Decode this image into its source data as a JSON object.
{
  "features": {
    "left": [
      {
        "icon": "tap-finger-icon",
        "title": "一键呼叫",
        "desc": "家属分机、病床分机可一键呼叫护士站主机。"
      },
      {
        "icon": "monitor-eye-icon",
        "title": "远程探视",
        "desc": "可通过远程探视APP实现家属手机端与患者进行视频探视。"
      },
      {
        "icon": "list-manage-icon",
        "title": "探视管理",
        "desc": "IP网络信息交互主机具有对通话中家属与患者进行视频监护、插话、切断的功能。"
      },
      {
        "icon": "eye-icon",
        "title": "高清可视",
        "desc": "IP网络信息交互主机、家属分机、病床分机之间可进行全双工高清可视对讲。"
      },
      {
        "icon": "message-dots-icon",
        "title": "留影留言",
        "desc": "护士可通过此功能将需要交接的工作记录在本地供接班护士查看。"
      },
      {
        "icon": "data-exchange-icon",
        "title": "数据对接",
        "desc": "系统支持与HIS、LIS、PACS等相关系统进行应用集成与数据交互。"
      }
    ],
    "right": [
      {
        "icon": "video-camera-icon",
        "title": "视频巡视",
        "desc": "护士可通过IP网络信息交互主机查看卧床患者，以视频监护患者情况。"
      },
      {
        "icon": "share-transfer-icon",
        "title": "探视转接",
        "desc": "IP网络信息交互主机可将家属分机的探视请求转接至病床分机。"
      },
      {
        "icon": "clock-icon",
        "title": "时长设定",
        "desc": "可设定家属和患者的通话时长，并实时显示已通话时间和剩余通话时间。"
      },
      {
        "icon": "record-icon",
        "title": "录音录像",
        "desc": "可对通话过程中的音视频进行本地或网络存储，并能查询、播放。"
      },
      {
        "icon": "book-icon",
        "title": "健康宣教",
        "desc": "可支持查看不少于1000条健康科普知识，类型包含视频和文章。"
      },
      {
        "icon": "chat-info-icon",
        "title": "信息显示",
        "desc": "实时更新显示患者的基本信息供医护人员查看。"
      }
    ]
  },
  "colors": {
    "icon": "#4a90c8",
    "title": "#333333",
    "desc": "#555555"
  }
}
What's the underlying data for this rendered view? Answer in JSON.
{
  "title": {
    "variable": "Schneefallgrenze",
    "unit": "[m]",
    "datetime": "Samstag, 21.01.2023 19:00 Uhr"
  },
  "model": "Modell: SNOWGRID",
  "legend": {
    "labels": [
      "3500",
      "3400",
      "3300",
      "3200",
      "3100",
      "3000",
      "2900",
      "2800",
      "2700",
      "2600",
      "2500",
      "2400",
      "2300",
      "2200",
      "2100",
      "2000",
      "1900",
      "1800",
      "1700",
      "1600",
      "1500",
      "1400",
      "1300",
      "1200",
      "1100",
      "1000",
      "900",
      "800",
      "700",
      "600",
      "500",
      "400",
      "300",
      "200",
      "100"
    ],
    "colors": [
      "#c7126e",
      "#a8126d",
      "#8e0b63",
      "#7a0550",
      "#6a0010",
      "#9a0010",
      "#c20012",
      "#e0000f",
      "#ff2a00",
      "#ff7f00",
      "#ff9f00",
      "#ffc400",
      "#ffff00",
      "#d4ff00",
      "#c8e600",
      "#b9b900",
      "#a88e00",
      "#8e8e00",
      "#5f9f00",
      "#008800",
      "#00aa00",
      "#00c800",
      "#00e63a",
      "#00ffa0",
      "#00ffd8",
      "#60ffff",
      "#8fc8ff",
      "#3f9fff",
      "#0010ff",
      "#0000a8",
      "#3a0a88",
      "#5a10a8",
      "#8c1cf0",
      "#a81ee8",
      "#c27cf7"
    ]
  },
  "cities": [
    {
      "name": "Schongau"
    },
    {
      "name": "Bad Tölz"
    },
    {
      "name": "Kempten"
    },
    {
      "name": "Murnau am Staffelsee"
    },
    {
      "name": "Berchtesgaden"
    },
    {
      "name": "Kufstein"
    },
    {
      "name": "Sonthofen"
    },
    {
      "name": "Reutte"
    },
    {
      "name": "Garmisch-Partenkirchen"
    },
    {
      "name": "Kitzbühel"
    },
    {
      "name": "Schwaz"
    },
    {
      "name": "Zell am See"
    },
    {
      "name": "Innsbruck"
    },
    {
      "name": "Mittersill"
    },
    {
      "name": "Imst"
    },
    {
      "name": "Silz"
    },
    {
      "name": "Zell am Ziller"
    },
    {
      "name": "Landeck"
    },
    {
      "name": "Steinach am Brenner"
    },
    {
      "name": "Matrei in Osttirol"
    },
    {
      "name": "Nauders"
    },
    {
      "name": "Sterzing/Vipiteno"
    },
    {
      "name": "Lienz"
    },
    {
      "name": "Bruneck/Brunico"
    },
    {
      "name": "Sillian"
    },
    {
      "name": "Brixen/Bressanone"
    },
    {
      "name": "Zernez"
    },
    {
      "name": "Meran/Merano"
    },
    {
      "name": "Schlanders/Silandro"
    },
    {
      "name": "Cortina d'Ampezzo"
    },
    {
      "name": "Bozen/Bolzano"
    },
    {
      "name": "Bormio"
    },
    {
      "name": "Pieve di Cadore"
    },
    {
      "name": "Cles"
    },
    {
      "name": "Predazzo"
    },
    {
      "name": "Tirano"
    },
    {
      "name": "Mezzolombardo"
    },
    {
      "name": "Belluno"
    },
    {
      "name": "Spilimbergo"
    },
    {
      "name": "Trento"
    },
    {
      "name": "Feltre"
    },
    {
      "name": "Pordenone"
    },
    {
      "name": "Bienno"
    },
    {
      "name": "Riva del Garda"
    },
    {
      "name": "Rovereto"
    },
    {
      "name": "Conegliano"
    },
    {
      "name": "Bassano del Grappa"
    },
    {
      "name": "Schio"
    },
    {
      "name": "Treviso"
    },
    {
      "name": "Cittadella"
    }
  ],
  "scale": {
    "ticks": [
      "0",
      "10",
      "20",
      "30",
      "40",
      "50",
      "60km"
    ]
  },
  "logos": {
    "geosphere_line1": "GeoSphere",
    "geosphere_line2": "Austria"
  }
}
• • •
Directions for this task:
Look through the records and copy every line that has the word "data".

Result of the exercise:
Decode this image into its source data as a JSON object.
        "icon": "data-exchange-icon",
What's the underlying data for this rendered view? Answer in JSON.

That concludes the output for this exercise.